Take care of the food you choose. Avoid oily and rich food, instead, switch to salads and fresh fruits that naturally contain water, like water melon – in fact this fruit contains nearly 92% water and up to 14% of vitamin C. This will add to the moisture content that you will lose through sweating.

Carrying moisturized towelettes is also a good idea as some areas can get extremely humid.

If you are on a volunteering trip to India and have limited means, (read: non AC accommodation), here is a tip that might come in handy to help you make yourself more comfortable while indoors. When you feel warm indoors hang a wet sheet by an open window. This way you will get cool air from the water as it evaporates and blows toward you from the open window. A better idea is hanging it over a stand fan or a table fan if you have one.

If everything else fails, take a break and head to the nearest hill station! 😀

While Monsoons in India are definitely welcome post the sweltering summers, it mostly overstays its welcome! There is every probability that it may dampen your travel plans. Coastal areas like Mumbai and Odisha often face floods during the monsoon seasons. Personally, barring the flood scene, I feel monsoons can be pretty enjoyable and would be an especially unique experience for you if you are in India for the first time. With a few pointers, you would be good to go. Just very basic things that we’re sure your mother would’ve already told you about.

  • Carry an umbrella or a raincoat
  • Wear flip flops or crocs
  • Avoid wearing full length trousers; you don’t want to step into a puddle while in your expensive, ironed trousers.

Before making elaborate travel plans make sure you check the weather forecast for the week. On a lighter note, here is a fun post on India RealTime, the Indian chapter of Wall Street journal – 19 tips for the Monsoon.

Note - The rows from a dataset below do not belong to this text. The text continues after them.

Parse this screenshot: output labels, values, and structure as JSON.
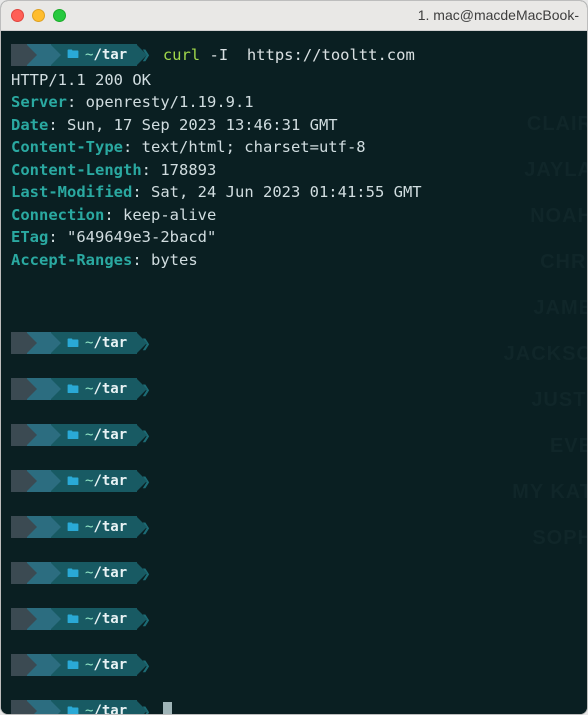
{
  "window": {
    "title": "1. mac@macdeMacBook-"
  },
  "prompt": {
    "apple_glyph": "",
    "chev": "〉",
    "folder_glyph": "🖿",
    "tilde": "~",
    "dir": "/tar",
    "end_chev": "❯"
  },
  "command": {
    "bin": "curl",
    "flag": "-I",
    "url": "https://tooltt.com"
  },
  "response": {
    "status": "HTTP/1.1 200 OK",
    "headers": [
      {
        "k": "Server",
        "v": "openresty/1.19.9.1"
      },
      {
        "k": "Date",
        "v": "Sun, 17 Sep 2023 13:46:31 GMT"
      },
      {
        "k": "Content-Type",
        "v": "text/html; charset=utf-8"
      },
      {
        "k": "Content-Length",
        "v": "178893"
      },
      {
        "k": "Last-Modified",
        "v": "Sat, 24 Jun 2023 01:41:55 GMT"
      },
      {
        "k": "Connection",
        "v": "keep-alive"
      },
      {
        "k": "ETag",
        "v": "\"649649e3-2bacd\""
      },
      {
        "k": "Accept-Ranges",
        "v": "bytes"
      }
    ]
  },
  "empty_prompt_count": 9
}
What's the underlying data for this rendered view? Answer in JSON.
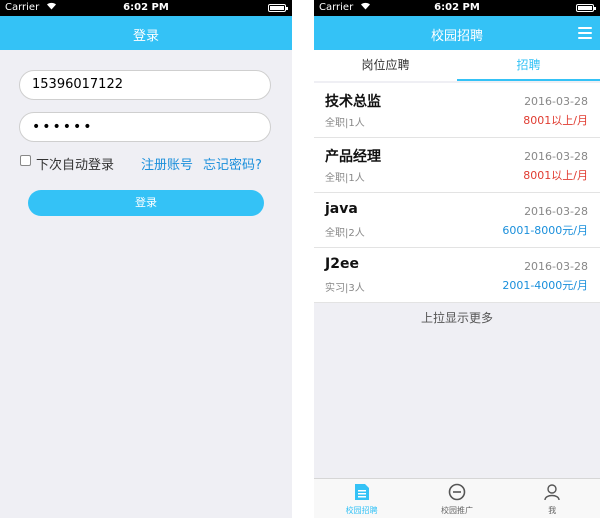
{
  "status": {
    "carrier": "Carrier",
    "time": "6:02 PM"
  },
  "login": {
    "title": "登录",
    "phone_value": "15396017122",
    "password_value": "••••••",
    "auto_login": "下次自动登录",
    "register": "注册账号",
    "forgot": "忘记密码?",
    "submit": "登录"
  },
  "recruit": {
    "title": "校园招聘",
    "tabs": [
      "岗位应聘",
      "招聘"
    ],
    "jobs": [
      {
        "title": "技术总监",
        "date": "2016-03-28",
        "meta": "全职|1人",
        "salary": "8001以上/月"
      },
      {
        "title": "产品经理",
        "date": "2016-03-28",
        "meta": "全职|1人",
        "salary": "8001以上/月"
      },
      {
        "title": "java",
        "date": "2016-03-28",
        "meta": "全职|2人",
        "salary": "6001-8000元/月"
      },
      {
        "title": "J2ee",
        "date": "2016-03-28",
        "meta": "实习|3人",
        "salary": "2001-4000元/月"
      }
    ],
    "more": "上拉显示更多",
    "tabbar": [
      "校园招聘",
      "校园推广",
      "我"
    ]
  },
  "colors": {
    "accent": "#34c2f6",
    "salary_high": "#e03c31",
    "salary_mid": "#1a8fdb"
  },
  "icons": [
    "wifi-icon",
    "battery-icon",
    "menu-icon",
    "document-icon",
    "clock-icon",
    "user-icon"
  ]
}
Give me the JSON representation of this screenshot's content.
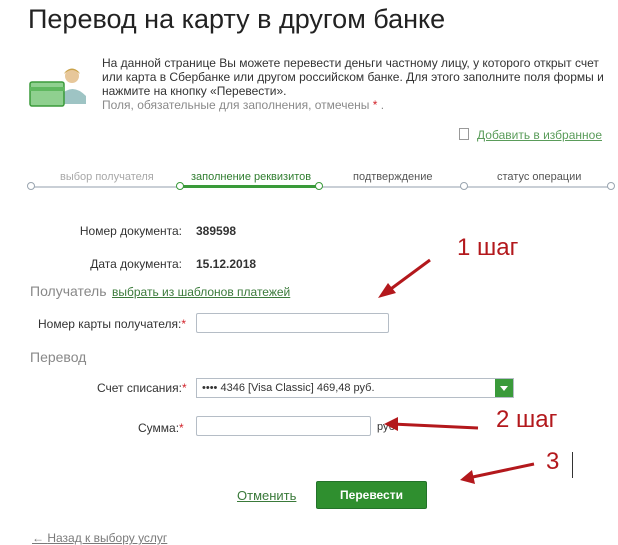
{
  "page": {
    "title": "Перевод на карту в другом банке",
    "intro_text": "На данной странице Вы можете перевести деньги частному лицу, у которого открыт счет или карта в Сбербанке или другом российском банке. Для этого заполните поля формы и нажмите на кнопку «Перевести».",
    "required_hint": "Поля, обязательные для заполнения, отмечены",
    "required_mark": "*",
    "required_end": ".",
    "favorites_link": "Добавить в избранное"
  },
  "steps": [
    {
      "label": "выбор получателя",
      "state": "done"
    },
    {
      "label": "заполнение реквизитов",
      "state": "current"
    },
    {
      "label": "подтверждение",
      "state": "pending"
    },
    {
      "label": "статус операции",
      "state": "pending"
    }
  ],
  "document": {
    "number_label": "Номер документа:",
    "number_value": "389598",
    "date_label": "Дата документа:",
    "date_value": "15.12.2018"
  },
  "recipient": {
    "section_title": "Получатель",
    "templates_link": "выбрать из шаблонов платежей",
    "card_label": "Номер карты получателя:",
    "card_value": "",
    "required_mark": "*"
  },
  "transfer": {
    "section_title": "Перевод",
    "account_label": "Счет списания:",
    "account_selected": "•••• 4346  [Visa Classic] 469,48  руб.",
    "amount_label": "Сумма:",
    "amount_value": "",
    "currency": "руб."
  },
  "actions": {
    "cancel_label": "Отменить",
    "submit_label": "Перевести",
    "back_label": "Назад к выбору услуг",
    "back_arrow": "←"
  },
  "annotations": {
    "step1": "1 шаг",
    "step2": "2 шаг",
    "step3": "3",
    "color": "#b3181c"
  },
  "colors": {
    "accent_green": "#2f8f2f",
    "required_red": "#d2232a"
  }
}
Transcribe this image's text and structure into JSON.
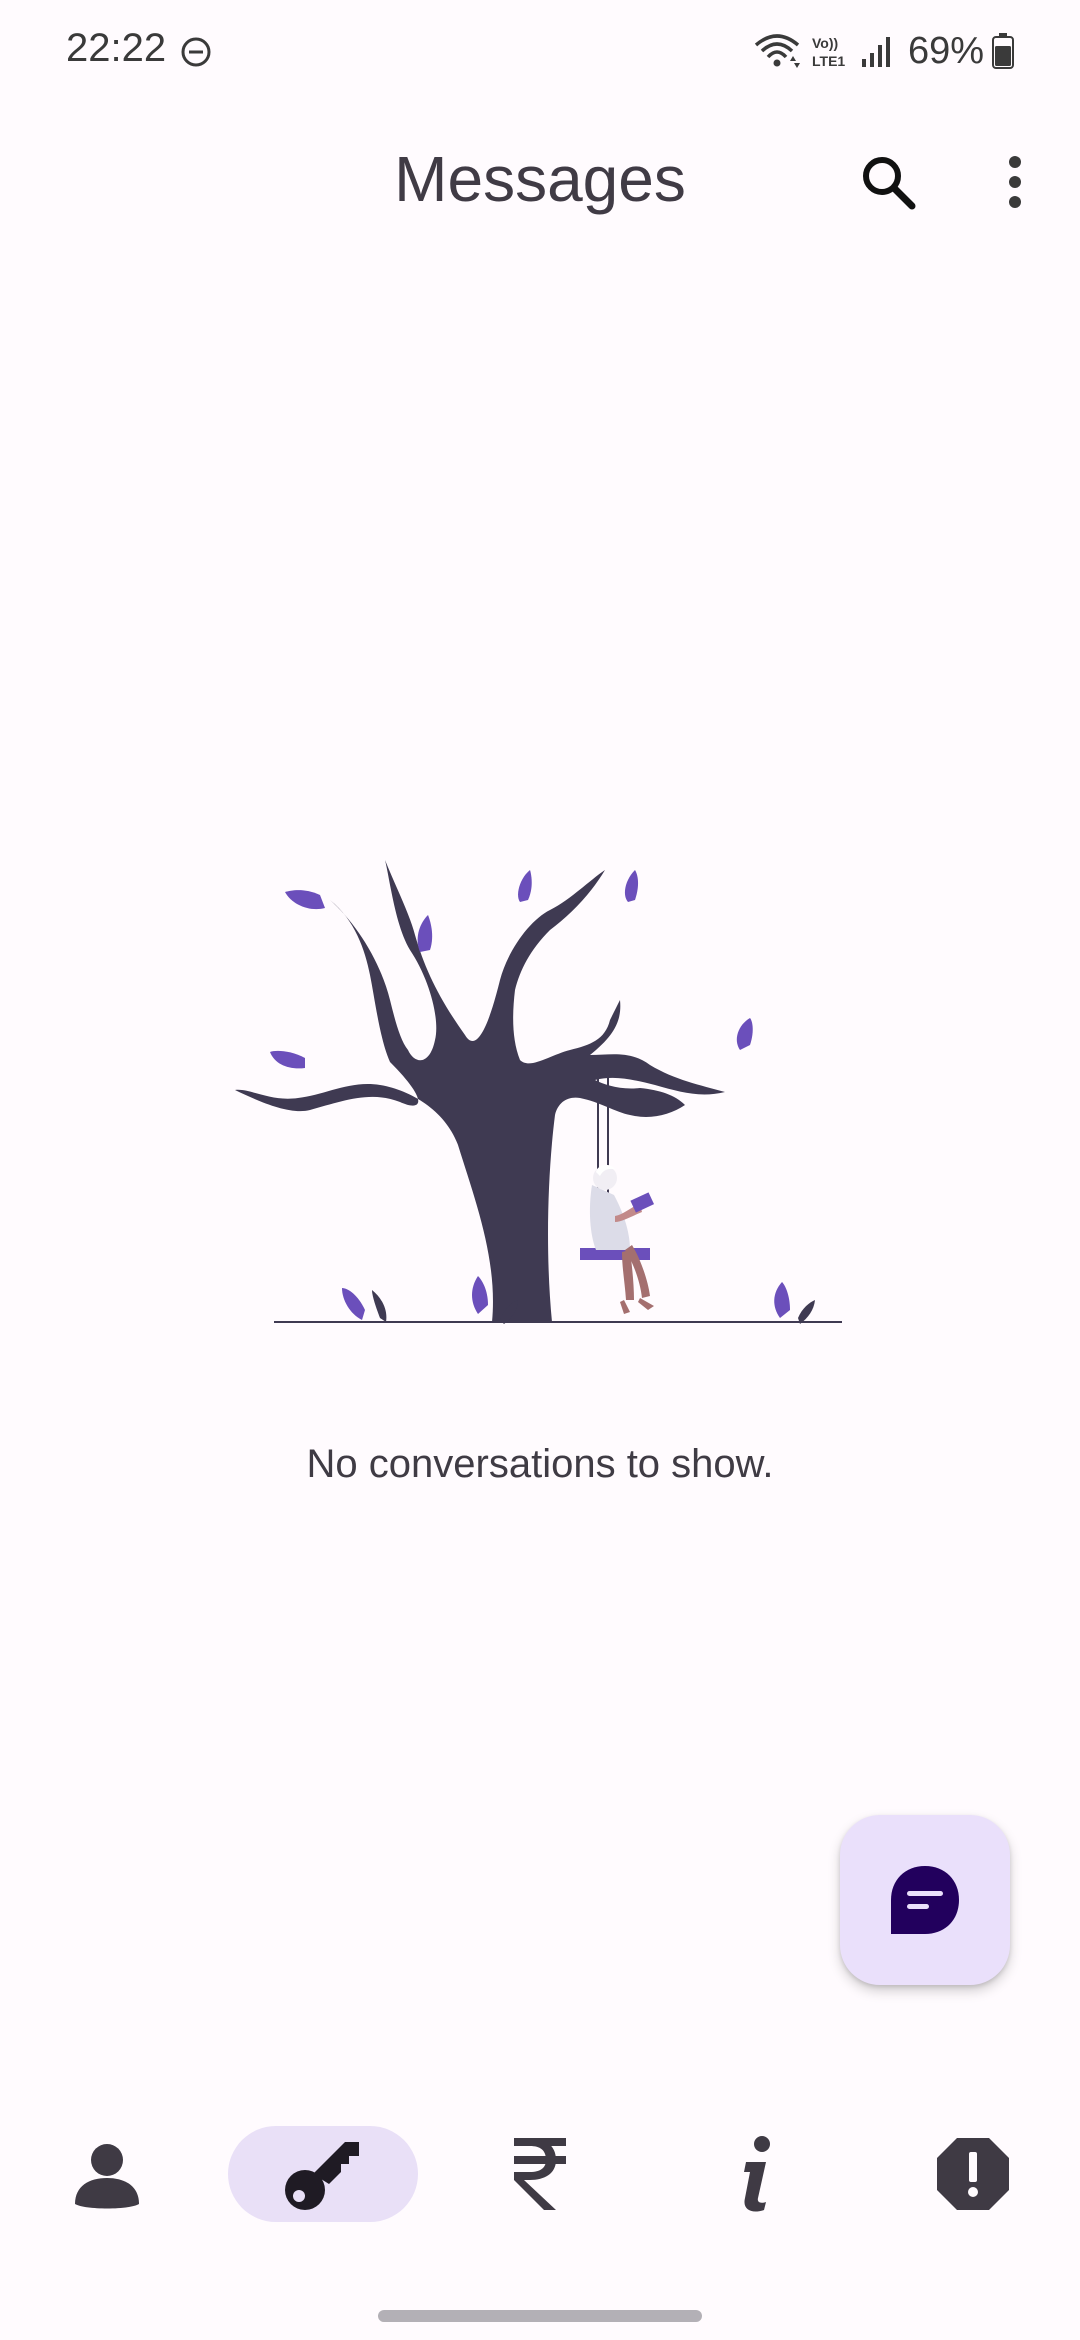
{
  "status_bar": {
    "time": "22:22",
    "battery": "69%",
    "network_label": "Vo)) LTE1"
  },
  "app_bar": {
    "title": "Messages",
    "search_icon": "search-icon",
    "more_icon": "more-vert-icon"
  },
  "empty_state": {
    "message": "No conversations to show."
  },
  "fab": {
    "icon": "chat-bubble-icon"
  },
  "bottom_nav": {
    "items": [
      {
        "icon": "person-icon",
        "active": false
      },
      {
        "icon": "key-icon",
        "active": true
      },
      {
        "icon": "rupee-icon",
        "active": false
      },
      {
        "icon": "info-icon",
        "active": false
      },
      {
        "icon": "alert-octagon-icon",
        "active": false
      }
    ]
  },
  "colors": {
    "background": "#fffbfe",
    "accent": "#6b4fbb",
    "tree": "#3f3a52",
    "fab_bg": "#eae0fb",
    "nav_active_bg": "#e9e0f7",
    "fab_icon": "#22005d"
  }
}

Read on! http://blogs.wsj.com/indiarealtime/2013/06/17/19-ways-to-cope-with-the-monsoon/